Monday, July 18, 2011

A Short History of US Credit Defaults

The United States has defaulted on its obligations a number of times. The first default was in 1779. The following article by John S. Chamberlain published in the Ludvig Von Mises Institute Daily review all the occurences up to the current events concerning the debt ceiling:

On July 13th, the president of the United States angrily walked out of ongoing negotiations over the raising of the debt ceiling from its legislated maximum of $14.294 trillion dollars. This prompted a new round of speculation over whether the United States might default on its financial obligations. In these circumstances, it is useful to recall the previous instances in which this has occurred and the effects of those defaults. By studying the defaults of the past, we can gain insights into what future defaults might portend.

The Continental Currency Default of 1779

The first default of the United States was on its first issuance of debt: the currency emitted by the Continental Congress of 1775. In June of 1775 the Continental Congress of the United States of America, located in Philadelphia, representing the 13 states of the union, issued bills of credit amounting to 2 million Spanish milled dollars to be paid four years hence in four annual installments. The next month an additional 1 million was issued. A third issue of 3 million followed. The next year they issued an additional 13 million dollars of notes. These were the first of the "Continental dollars," which were used to fund the war of revolution against Great Britain. The issues continued until an estimated 241 million dollars were outstanding, not including British forgeries.

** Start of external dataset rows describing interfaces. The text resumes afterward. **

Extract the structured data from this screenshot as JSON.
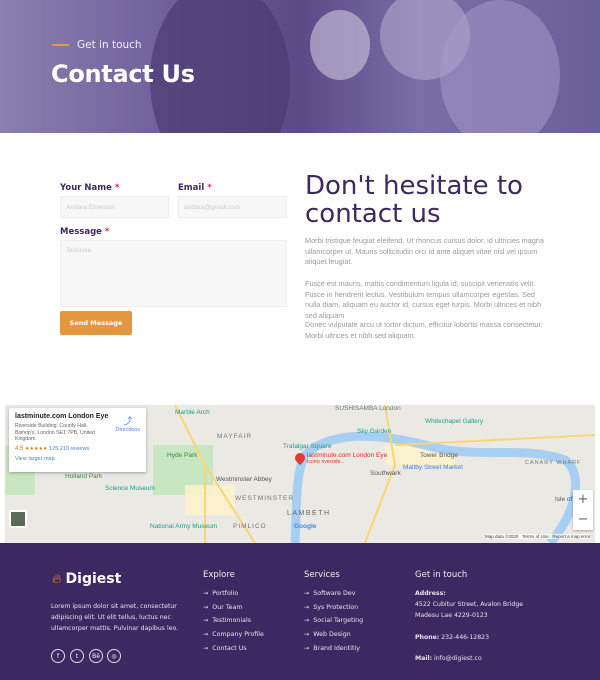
{
  "hero": {
    "eyebrow": "Get in touch",
    "title": "Contact Us"
  },
  "form": {
    "name_label": "Your Name",
    "email_label": "Email",
    "message_label": "Message",
    "required_mark": "*",
    "name_placeholder": "Andara Emerson",
    "email_placeholder": "andara@gmail.com",
    "message_placeholder": "Textarea",
    "submit_label": "Send Message"
  },
  "intro": {
    "heading": "Don't hesitate to contact us",
    "paragraphs": [
      "Morbi tristique feugiat eleifend. Ut rhoncus cursus dolor, id ultricies magna ullamcorper ut. Mauris sollicitudin orci id ante aliquet vitae nisl vel ipsum aliquet feugiat.",
      "Fusce est mauris, mattis condimentum ligula id, suscipit venenatis velit. Fusce in hendrerit lectus. Vestibulum tempus ullamcorper egestas. Sed nulla diam, aliquam eu auctor id, cursus eget turpis. Morbi ultrices et nibh sed aliquam",
      "Donec vulputate arcu ut tortor dictum, efficitur lobortis massa consectetur. Morbi ultrices et nibh sed aliquam."
    ]
  },
  "map": {
    "card": {
      "name": "lastminute.com London Eye",
      "address": "Riverside Building, County Hall, Bishop's, London SE1 7PB, United Kingdom",
      "rating": "4.5",
      "stars": "★★★★★",
      "reviews": "125,210 reviews",
      "directions": "Directions",
      "larger_map": "View larger map"
    },
    "labels": {
      "marble_arch": "Marble Arch",
      "mayfair": "MAYFAIR",
      "hyde_park": "Hyde Park",
      "holland_park": "Holland Park",
      "science_museum": "Science Museum",
      "trafalgar": "Trafalgar Square",
      "westminster_abbey": "Westminster Abbey",
      "westminster": "WESTMINSTER",
      "lambeth": "LAMBETH",
      "pimlico": "PIMLICO",
      "army_museum": "National Army Museum",
      "pin_title": "lastminute.com London Eye",
      "pin_sub": "Iconic riverside...",
      "sushisamba": "SUSHISAMBA London",
      "sky_garden": "Sky Garden",
      "whitechapel": "Whitechapel Gallery",
      "tower_bridge": "Tower Bridge",
      "maltby": "Maltby Street Market",
      "southwark": "Southwark",
      "canary": "CANARY WHARF",
      "isle": "Isle of",
      "google": "Google"
    },
    "footer": {
      "data": "Map data ©2020",
      "terms": "Terms of Use",
      "report": "Report a map error"
    },
    "zoom_in": "+",
    "zoom_out": "−"
  },
  "footer": {
    "brand": "Digiest",
    "about": "Lorem ipsum dolor sit amet, consectetur adipiscing elit. Ut elit tellus, luctus nec ullamcorper mattis. Pulvinar dapibus leo.",
    "social": [
      "f",
      "t",
      "Bē",
      "◎"
    ],
    "explore": {
      "title": "Explore",
      "links": [
        "Portfolio",
        "Our Team",
        "Testimonials",
        "Company Profile",
        "Contact Us"
      ]
    },
    "services": {
      "title": "Services",
      "links": [
        "Software Dev",
        "Sys Protection",
        "Social Targeting",
        "Web Design",
        "Brand Identitiy"
      ]
    },
    "contact": {
      "title": "Get in touch",
      "address_label": "Address:",
      "address_line1": "4522 Cubitur Street, Avalon Bridge",
      "address_line2": "Madesu Lae 4229-0123",
      "phone_label": "Phone:",
      "phone": "232-446-12823",
      "mail_label": "Mail:",
      "mail": "info@digiest.co"
    },
    "arrow": "→"
  },
  "colors": {
    "brand": "#3d2861",
    "accent": "#e3983f",
    "heading": "#3c2a5e"
  }
}
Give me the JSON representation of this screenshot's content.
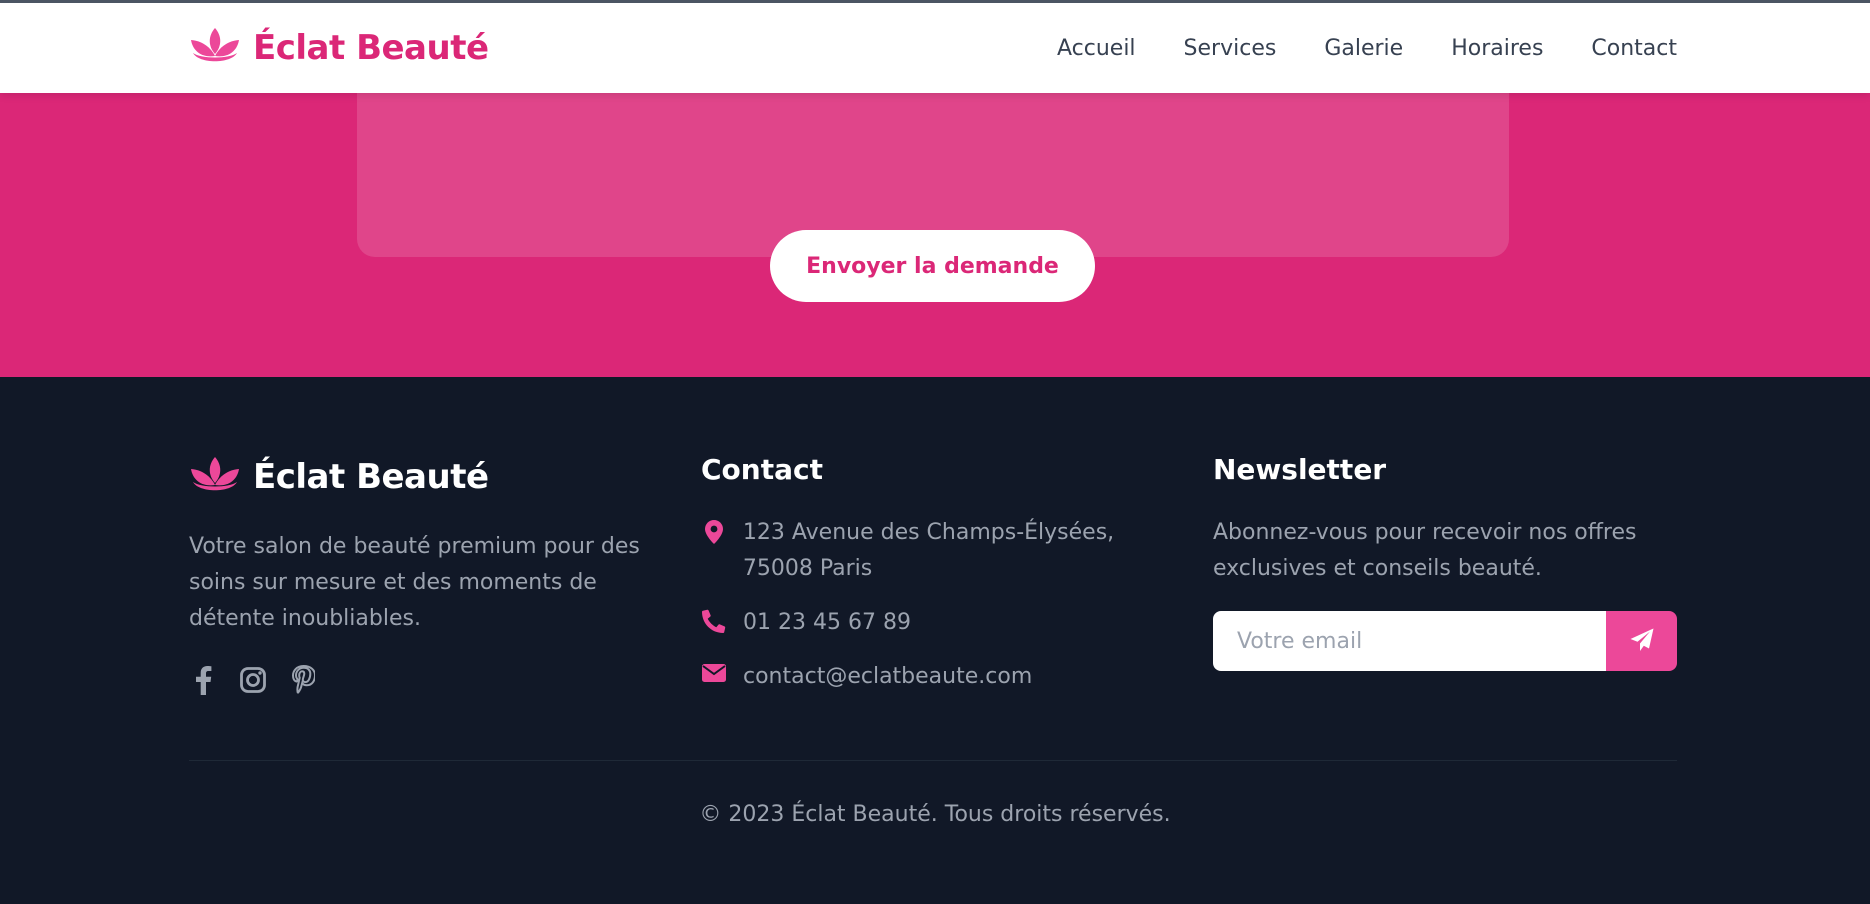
{
  "colors": {
    "brand_pink": "#db2777",
    "accent_pink": "#ec4899",
    "footer_bg": "#111827",
    "muted_text": "#9ca3af"
  },
  "header": {
    "brand_name": "Éclat Beauté",
    "logo_icon": "lotus-icon",
    "nav": [
      {
        "label": "Accueil"
      },
      {
        "label": "Services"
      },
      {
        "label": "Galerie"
      },
      {
        "label": "Horaires"
      },
      {
        "label": "Contact"
      }
    ]
  },
  "contact_form": {
    "submit_label": "Envoyer la demande"
  },
  "footer": {
    "brand_name": "Éclat Beauté",
    "description": "Votre salon de beauté premium pour des soins sur mesure et des moments de détente inoubliables.",
    "socials": [
      {
        "icon": "facebook-icon"
      },
      {
        "icon": "instagram-icon"
      },
      {
        "icon": "pinterest-icon"
      }
    ],
    "contact": {
      "title": "Contact",
      "address": "123 Avenue des Champs-Élysées, 75008 Paris",
      "phone": "01 23 45 67 89",
      "email": "contact@eclatbeaute.com"
    },
    "newsletter": {
      "title": "Newsletter",
      "description": "Abonnez-vous pour recevoir nos offres exclusives et conseils beauté.",
      "email_placeholder": "Votre email",
      "email_value": "",
      "submit_icon": "paper-plane-icon"
    },
    "copyright": "© 2023 Éclat Beauté. Tous droits réservés."
  }
}
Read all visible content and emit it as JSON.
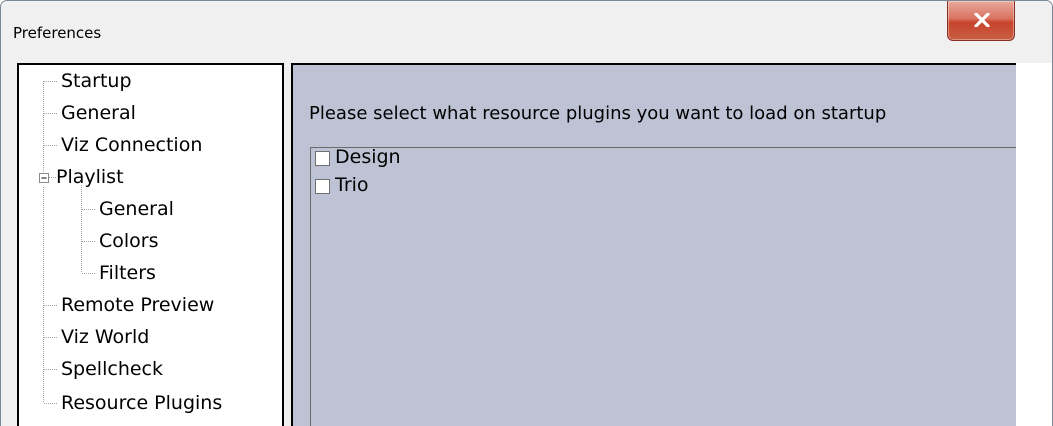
{
  "window": {
    "title": "Preferences",
    "close_icon": "close-x-icon"
  },
  "tree": {
    "items": [
      {
        "label": "Startup"
      },
      {
        "label": "General"
      },
      {
        "label": "Viz Connection"
      },
      {
        "label": "Playlist",
        "expanded": true
      },
      {
        "label": "General"
      },
      {
        "label": "Colors"
      },
      {
        "label": "Filters"
      },
      {
        "label": "Remote Preview"
      },
      {
        "label": "Viz World"
      },
      {
        "label": "Spellcheck"
      },
      {
        "label": "Resource Plugins"
      }
    ]
  },
  "content": {
    "instruction": "Please select what resource plugins you want to load on startup",
    "plugins": [
      {
        "label": "Design",
        "checked": false
      },
      {
        "label": "Trio",
        "checked": false
      }
    ]
  },
  "colors": {
    "panel_bg": "#bdc3d5",
    "window_bg": "#f0f0f0",
    "close_button": "#c8442c"
  }
}
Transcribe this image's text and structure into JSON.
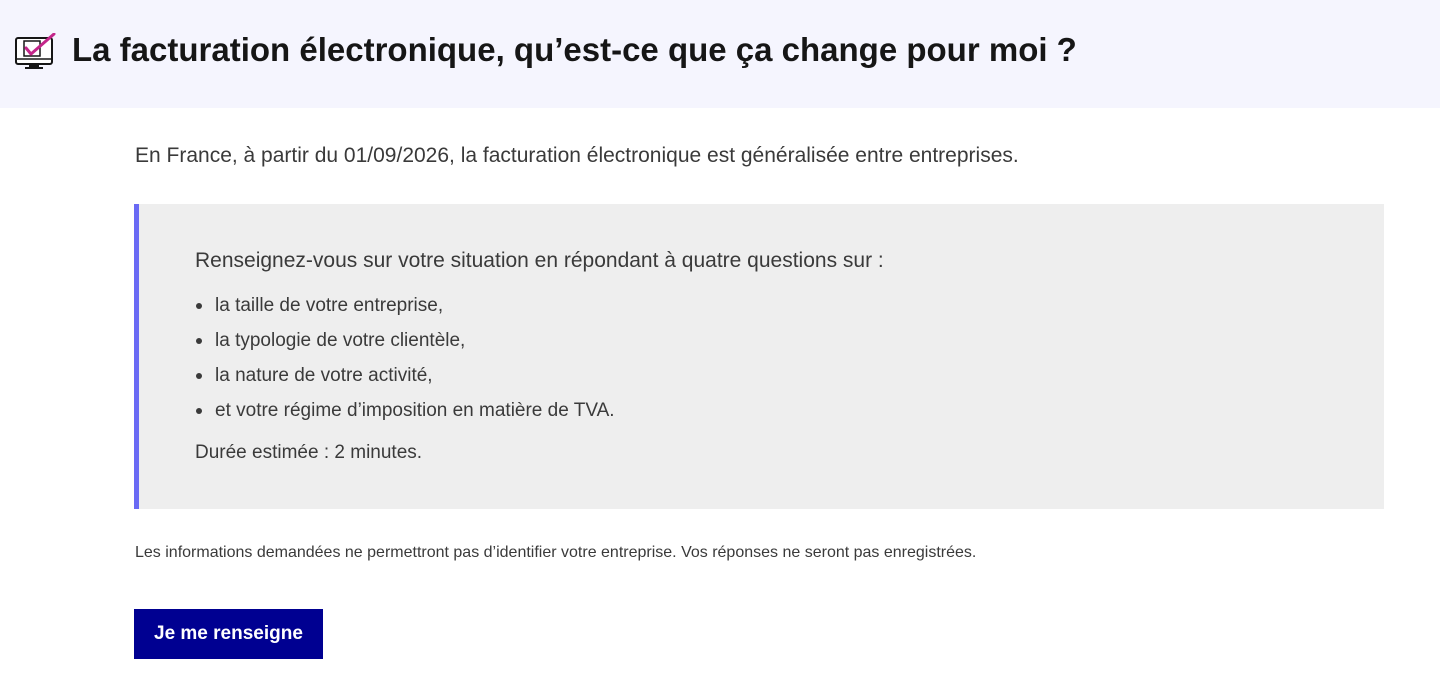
{
  "header": {
    "icon": "checkbox-monitor-icon",
    "title": "La facturation électronique, qu’est-ce que ça change pour moi ?",
    "background": "#f5f5fe"
  },
  "intro": {
    "text": "En France, à partir du 01/09/2026, la facturation électronique est généralisée entre entreprises."
  },
  "callout": {
    "lead": "Renseignez-vous sur votre situation en répondant à quatre questions sur :",
    "items": [
      "la taille de votre entreprise,",
      "la typologie de votre clientèle,",
      "la nature de votre activité,",
      "et votre régime d’imposition en matière de TVA."
    ],
    "duration": "Durée estimée : 2 minutes.",
    "accent_color": "#6a6af4",
    "background": "#eeeeee"
  },
  "disclaimer": {
    "text": "Les informations demandées ne permettront pas d’identifier votre entreprise. Vos réponses ne seront pas enregistrées."
  },
  "cta": {
    "label": "Je me renseigne",
    "color": "#000091"
  }
}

Congress had no power of taxation, so it made each of the several states responsible for redeeming a proportion of the notes according to population. The administration of these notes was delegated to a "Board of the Treasury" in 1776. To refuse the notes or receive them below par was punishable by having your ears cut off and other horrible penalties.

The notes progressively depreciated as the public began to realize that neither the states nor their Congress had the will or capacity to redeem them. In November of 1779, Congress announced a devaluation of 38.5 to 1 on the Continentals, which amounted to an admission of default. In this year refusal to accept the notes became widespread, and trade was reduced to barter, causing sporadic famines and other privations.

Eventually, Congress agreed to redeem the notes at 1,000 to 1. At a rate of 0.82 troy ounces to the Spanish milled dollar and $36 (2011) dollars to the troy ounce of silver, this first default resulted in a cumulative loss of approximately $7 billion dollars to the American public.

Benjamin Franklin characterized the loss as a tax. Memory of the suffering and economic disruption caused by this "tax" and similar bills of credit issued by the states influenced the contract clause of the Constitution, which was adopted in 1789:

No State shall enter into any Treaty, Alliance, or Confederation; grant Letters of Marque and Reprisal; coin Money; emit Bills of Credit; make any Thing but gold and silver Coin a Tender in Payment of Debts; pass any Bill of Attainder, ex post facto Law, or Law impairing the Obligation of Contracts.

The Default on Continental Domestic Loans

In addition to its currency issuance, the Continental Congress borrowed money both domestically and abroad. The domestic debt totaled approximately $11 million Spanish dollars. The interest on this debt was paid primarily by money received from France and Holland as part of separate borrowings. When this source of funding dried up, Congress defaulted on its domestic debt starting on March 1, 1782. Partial satisfaction of these debts was made later by accepting the notes for payments of taxes and other indirect considerations. By the Funding Act of 1790, Congress repudiated these loans entirely, but offered to convert them to new ones with less favorable terms, thereby memorializing the default in the form of a Federal law.

The Greenback Default of 1862

After the Revolutionary War, the Congress of the United States made only limited issuance of debt and currency, leaving the problems of public finance largely to the states and private banks. (These entities defaulted on a regular basis up to the Panic of 1837, in which a crescendo of state defaults led to the invention of the term "repudiation of debts.") In August of 1861, this balance between local and federal finance switched forever when the Civil War induced Congress to create a new currency which became known as the "greenback" due to the green color of its ink. The original greenbacks were $60 million in demand notes in denominations of $5, $10, and $20 which were redeemable in specie at any time at a rate of 0.048375 troy ounces of gold per dollar. Less than five months later, in January of 1862, the US Treasury defaulted on these notes by failing to redeem them on demand.
After this failure, the Treasury made subsequent issues of greenbacks as "legal-tender" notes which were not redeemable on demand, except through foreign exchange, and could not be used to pay customs duties. Depending on the fortunes of war, these notes traded at a discount ranging from 20 percent to 40 percent. By the stratagem of monetizing this currency with bonds and paying only the interest on those bonds in gold acquired through customs fees, Lincoln's party financed the Civil War with no further defaults.

The Liberty Bond Default of 1934

The financing of the United States government stepped up to a whole new level upon its entry into the Great War, now known as "World War I." The new enterprises of the government included merchant-fleet maintenance and operation, production of ammunition, feeding and equipping soldiers entirely at its own expense, and many other expensive things it had never done before or done only on a much
smaller scale. Continue to read the story here.